What needs to happen

Corrigan’s situation is tenuous. His performance in the trials raised his ranking from 116th to 82nd. It’s quite a stretch for him to drop another 6.22 seconds to meet the standard, which would be almost 14 seconds under his pretrials PR. Eyestone thinks it won’t be necessary.

“There’s a chance that if he runs under 8:20, he could make the team,” says Eyestone.

That’s because it would likely boost his world-ranking points enough to place him among the top 36.

Eyestone did some more behind-the-scenes maneuvering to maximize the value of Saturday’s race.


With Eyestone’s encouragement, the meet was upgraded to “challenger-meet” status, which raises the ranking (or quality) of the competition and therefore its potential to garner more world-ranking points for Corrigan.
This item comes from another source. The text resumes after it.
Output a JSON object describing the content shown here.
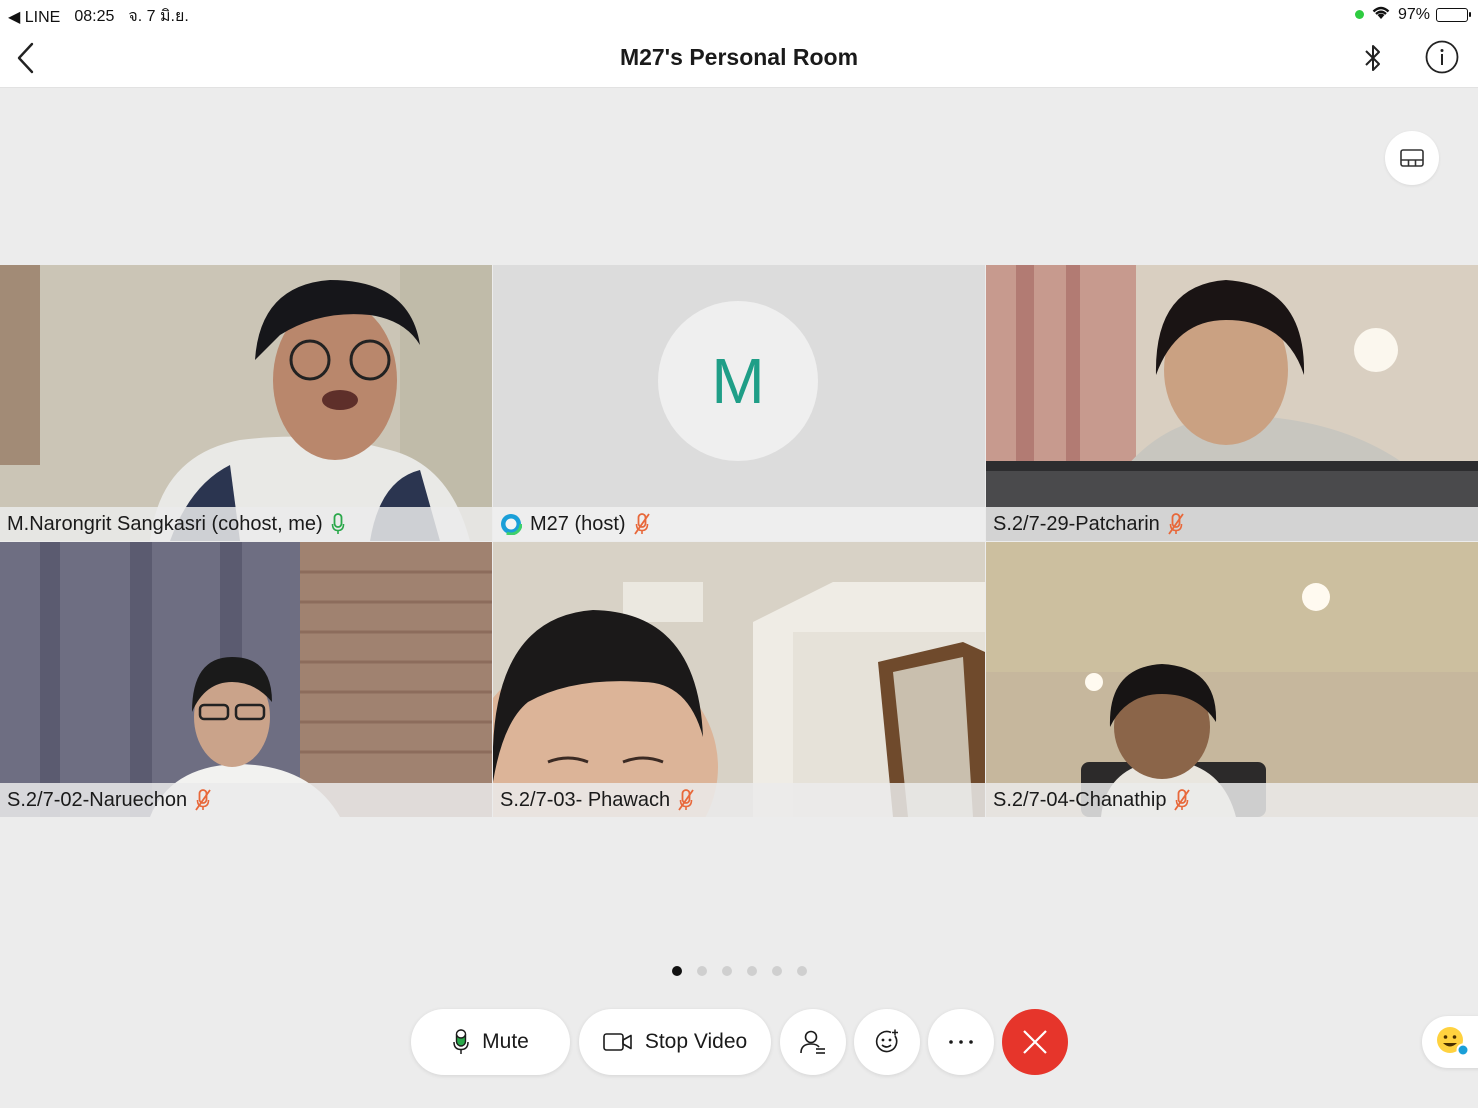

One of the metrics that World Athletics considers is the average for an athlete’s top three races (in terms of points). A good race in Philadelphia, combined with his two races in the trials, might be enough to send him to Paris.

Corrigan is not the only one who finds himself in this situation. Several of the top three finishers in the Olympic trials lack qualifying marks, including Chari Hawkins and Taliyah Brooks, the second- and third-place finishers in the heptathlon. The difference is their world ranking — Hawkins is 10th and Brooks 16th. In other words, they’re in.

BYU steeplechaser James Corrigan competes in the NCAA Outdoor Championships June 5, 2024, in Eugene, Oregon.
BYU steeplechaser James Corrigan competes in the NCAA Outdoor Championships, June 5, 2024, in Eugene, Oregon. | Aaron Cornia, courtesy BYU Photo

If Corrigan fails to qualify, the Olympic berth would likely go to Anthony Rotich or Hillary Bor, two Kenyan-born naturalized U.S. citizens who have already secured qualifying times. They finished eighth and 13th, respectively, in the Olympic trials, badly beaten by Rooks and Corrigan.

Fair or not, that’s the system under World Athletics, the international governing body for track and field. It would be simpler simply to advance the top three finishers in the trials to the Olympics and eliminate qualifying times, but World Athletics is trying to ensure quality competitions. Because of that, Corrigan made a 2,000-mile trip across the country in an 11th-hour bid to qualify for the Paris Olympics.

Join the Conversation
Looking for comments?
Find comments in their new home! Click the buttons at the top or within the article to view them — or use the button below for quick access.